Shore is working on expanding the company into smaller cities like Youngstown in the coming months.
“The doctor does a brief physical examination, reviews their medical record, discusses the benefits of medical marijuana and how it might help them, and then at that point if they deem they have a qualifying condition the doctor will issue a recommendation,” Shore says of the process that his employees are often explaining to interested patients.
Dr. Alan Wine, a physician with more than 40 years of experience and a specialty in hematology, is one of nearly 400 doctors approved by the state to recommend medical marijuana.
“I was a disbeliever initially but as I kept hearing more and more stories I thought there must be something to it,” Wine said.
After doing his own research and then taking the state-required training course he decided medical marijuana could be beneficial to many patients.
Wine says the most common condition he sees people requesting marijuana for is chronic back pain. There are 21 total conditions that qualify patients for medical marijuana, including Parkinson’s disease, multiple sclerosis, post-traumatic stress disorder, traumatic brain injury, cancer, Alzheimer’s disease and epilepsy.
“A lot of my patients had pain problems and most of them never got good relief of pain from standard therapeutics,” Wine said.
Once a patient is approved, they get a marijuana ID card from the State of Ohio, and they can shop at any dispensary immediately. They are required to have an in-person check-up with a doctor at least once a year.
One of Dr. Wine’s patients is Kelli White. White traveled to the company’s Cleveland office off Mayfied Road on the East side. White has suffered with chronic pain and several other conditions for more than 20 years with no real relief.
“I’m not really into pumping my body full of chemicals so I think this would be a great alternative,” says White, who admits she thought she would be the last one to try medical marijuana.
The idea of getting rid of her pain brought White to tears in the doctor’s office, “I would definitely have someone cone in here. I’m just happy to get some relief, maybe, hopefully it works.
Medical marijuana also promises relief to Amanda Elliott and her four-year-old daughter, Mackinzie, who has epilepsy. Elliott and her daughter were the first people into Ohio Marijuana Card’s Westlake office.
“She was having 10 seizures a day and we started using it and we are down to one every 18 days,” Elliott explained.
Her daughter uses a product that does not contain THC, the chemical that gives a high.

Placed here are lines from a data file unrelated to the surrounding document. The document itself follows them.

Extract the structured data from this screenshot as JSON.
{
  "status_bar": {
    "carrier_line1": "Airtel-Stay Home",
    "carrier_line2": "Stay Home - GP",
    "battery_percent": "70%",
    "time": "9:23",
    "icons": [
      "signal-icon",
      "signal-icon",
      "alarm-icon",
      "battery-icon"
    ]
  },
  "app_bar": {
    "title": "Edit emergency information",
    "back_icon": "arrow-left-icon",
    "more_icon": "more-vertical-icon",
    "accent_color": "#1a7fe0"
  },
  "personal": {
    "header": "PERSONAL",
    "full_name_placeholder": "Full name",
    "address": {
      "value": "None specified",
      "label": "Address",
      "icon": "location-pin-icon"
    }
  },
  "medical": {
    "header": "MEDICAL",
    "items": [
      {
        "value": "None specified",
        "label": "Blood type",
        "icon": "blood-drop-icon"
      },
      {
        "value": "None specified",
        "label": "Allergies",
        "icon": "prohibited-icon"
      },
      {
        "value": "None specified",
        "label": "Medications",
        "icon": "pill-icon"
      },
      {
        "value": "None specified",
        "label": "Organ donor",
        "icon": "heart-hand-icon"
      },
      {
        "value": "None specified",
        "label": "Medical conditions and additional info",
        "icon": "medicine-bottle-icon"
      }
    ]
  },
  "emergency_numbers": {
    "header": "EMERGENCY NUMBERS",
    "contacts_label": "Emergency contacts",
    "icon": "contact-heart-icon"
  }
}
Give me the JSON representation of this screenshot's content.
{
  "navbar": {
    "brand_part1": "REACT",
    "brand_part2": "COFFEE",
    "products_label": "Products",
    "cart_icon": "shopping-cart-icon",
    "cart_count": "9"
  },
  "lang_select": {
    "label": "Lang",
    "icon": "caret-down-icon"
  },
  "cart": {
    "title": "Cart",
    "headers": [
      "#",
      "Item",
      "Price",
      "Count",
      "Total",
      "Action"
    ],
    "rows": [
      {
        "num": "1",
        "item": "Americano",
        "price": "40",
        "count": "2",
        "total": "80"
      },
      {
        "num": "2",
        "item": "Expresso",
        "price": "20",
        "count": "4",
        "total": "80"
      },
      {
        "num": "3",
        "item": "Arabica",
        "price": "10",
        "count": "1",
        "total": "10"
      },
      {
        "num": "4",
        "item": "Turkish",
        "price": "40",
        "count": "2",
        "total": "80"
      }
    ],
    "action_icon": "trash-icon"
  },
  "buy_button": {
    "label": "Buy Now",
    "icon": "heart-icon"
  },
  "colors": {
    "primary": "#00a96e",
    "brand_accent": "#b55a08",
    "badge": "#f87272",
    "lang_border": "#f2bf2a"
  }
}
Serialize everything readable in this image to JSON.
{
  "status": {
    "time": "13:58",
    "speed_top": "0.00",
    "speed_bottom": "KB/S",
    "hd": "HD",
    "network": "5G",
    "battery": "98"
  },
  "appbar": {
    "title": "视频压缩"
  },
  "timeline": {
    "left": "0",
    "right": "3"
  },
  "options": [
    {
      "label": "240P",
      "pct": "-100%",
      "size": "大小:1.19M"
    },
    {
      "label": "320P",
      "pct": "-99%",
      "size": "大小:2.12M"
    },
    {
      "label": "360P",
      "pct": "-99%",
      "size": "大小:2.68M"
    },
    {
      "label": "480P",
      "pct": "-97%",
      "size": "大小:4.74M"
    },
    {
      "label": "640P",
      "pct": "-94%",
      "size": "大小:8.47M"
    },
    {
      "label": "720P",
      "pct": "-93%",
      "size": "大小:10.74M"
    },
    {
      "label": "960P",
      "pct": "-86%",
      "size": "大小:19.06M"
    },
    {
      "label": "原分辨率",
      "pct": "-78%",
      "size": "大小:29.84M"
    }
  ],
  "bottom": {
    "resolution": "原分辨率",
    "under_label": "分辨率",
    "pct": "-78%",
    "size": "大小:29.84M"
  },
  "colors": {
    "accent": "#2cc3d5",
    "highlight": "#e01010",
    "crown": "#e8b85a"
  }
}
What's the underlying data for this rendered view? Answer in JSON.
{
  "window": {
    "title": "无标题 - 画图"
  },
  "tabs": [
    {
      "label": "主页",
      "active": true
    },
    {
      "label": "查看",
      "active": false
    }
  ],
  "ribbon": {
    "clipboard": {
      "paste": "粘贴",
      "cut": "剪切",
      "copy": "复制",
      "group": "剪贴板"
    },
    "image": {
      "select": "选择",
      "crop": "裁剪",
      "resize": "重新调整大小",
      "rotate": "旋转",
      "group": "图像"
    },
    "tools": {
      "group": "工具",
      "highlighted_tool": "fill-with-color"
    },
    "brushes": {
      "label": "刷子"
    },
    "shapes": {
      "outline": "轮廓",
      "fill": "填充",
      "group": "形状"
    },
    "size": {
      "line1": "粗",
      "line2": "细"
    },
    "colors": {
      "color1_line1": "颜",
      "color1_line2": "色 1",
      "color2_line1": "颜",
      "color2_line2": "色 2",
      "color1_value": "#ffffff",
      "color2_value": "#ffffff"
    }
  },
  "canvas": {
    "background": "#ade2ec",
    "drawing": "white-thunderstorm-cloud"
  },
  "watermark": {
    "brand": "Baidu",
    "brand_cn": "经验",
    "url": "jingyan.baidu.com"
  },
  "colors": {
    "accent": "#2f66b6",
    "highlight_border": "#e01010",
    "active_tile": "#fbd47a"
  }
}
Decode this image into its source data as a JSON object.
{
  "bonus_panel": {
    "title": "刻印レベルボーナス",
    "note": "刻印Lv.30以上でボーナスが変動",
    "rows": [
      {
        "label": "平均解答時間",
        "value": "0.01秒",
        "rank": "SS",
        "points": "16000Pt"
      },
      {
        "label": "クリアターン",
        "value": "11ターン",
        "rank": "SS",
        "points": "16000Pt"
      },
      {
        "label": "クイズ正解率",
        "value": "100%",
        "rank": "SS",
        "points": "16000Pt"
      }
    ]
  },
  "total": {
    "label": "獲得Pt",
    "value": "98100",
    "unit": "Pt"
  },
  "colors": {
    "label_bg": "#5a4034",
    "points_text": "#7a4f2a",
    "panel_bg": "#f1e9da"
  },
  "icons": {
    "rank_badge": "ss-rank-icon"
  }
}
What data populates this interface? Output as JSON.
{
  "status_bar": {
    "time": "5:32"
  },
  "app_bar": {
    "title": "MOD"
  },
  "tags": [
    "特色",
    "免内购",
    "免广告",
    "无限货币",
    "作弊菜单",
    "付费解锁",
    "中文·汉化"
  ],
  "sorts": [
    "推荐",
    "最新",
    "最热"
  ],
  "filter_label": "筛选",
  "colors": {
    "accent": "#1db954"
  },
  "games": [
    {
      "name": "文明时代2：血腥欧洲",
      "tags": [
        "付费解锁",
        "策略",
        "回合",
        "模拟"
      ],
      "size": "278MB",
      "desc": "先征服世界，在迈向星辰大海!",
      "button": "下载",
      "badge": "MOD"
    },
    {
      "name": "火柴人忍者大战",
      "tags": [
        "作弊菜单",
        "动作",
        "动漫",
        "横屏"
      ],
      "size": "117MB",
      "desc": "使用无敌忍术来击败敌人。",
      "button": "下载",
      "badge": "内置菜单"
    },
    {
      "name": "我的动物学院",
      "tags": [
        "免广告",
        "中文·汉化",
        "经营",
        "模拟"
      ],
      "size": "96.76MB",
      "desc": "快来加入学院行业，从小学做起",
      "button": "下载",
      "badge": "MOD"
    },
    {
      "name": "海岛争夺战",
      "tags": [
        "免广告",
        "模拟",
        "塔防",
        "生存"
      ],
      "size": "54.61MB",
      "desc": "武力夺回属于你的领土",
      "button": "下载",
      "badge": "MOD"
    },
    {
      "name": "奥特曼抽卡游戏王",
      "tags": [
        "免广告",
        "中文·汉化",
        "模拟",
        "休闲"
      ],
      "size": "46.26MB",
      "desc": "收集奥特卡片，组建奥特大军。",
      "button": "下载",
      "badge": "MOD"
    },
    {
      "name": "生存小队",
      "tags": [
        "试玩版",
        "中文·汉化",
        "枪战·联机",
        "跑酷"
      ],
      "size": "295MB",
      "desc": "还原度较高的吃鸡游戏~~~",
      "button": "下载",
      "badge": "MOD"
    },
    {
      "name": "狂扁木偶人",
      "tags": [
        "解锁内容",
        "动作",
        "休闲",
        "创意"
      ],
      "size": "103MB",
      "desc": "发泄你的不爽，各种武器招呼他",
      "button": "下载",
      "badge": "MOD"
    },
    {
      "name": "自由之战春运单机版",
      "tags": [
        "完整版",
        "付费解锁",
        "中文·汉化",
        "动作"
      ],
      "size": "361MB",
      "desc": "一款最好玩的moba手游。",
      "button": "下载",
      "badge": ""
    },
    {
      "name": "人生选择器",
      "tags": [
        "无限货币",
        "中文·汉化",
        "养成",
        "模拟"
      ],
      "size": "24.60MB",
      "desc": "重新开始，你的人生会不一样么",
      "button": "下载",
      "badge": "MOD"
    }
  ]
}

“It’s not a bunch of 18 to 24-year-olds looking to get high. It’s a lot of people that are living with very debilitating medical conditions that have tried alternative treatments and they just don’t work for them,” Shore explained.
Ohio Marijuana Card has several payment methods for patients. They charge $280, which includes the exam, recommendation and any additional appointments the patient may need for a year. They also have a three-month payment plan and a membership plan where patients pay monthly.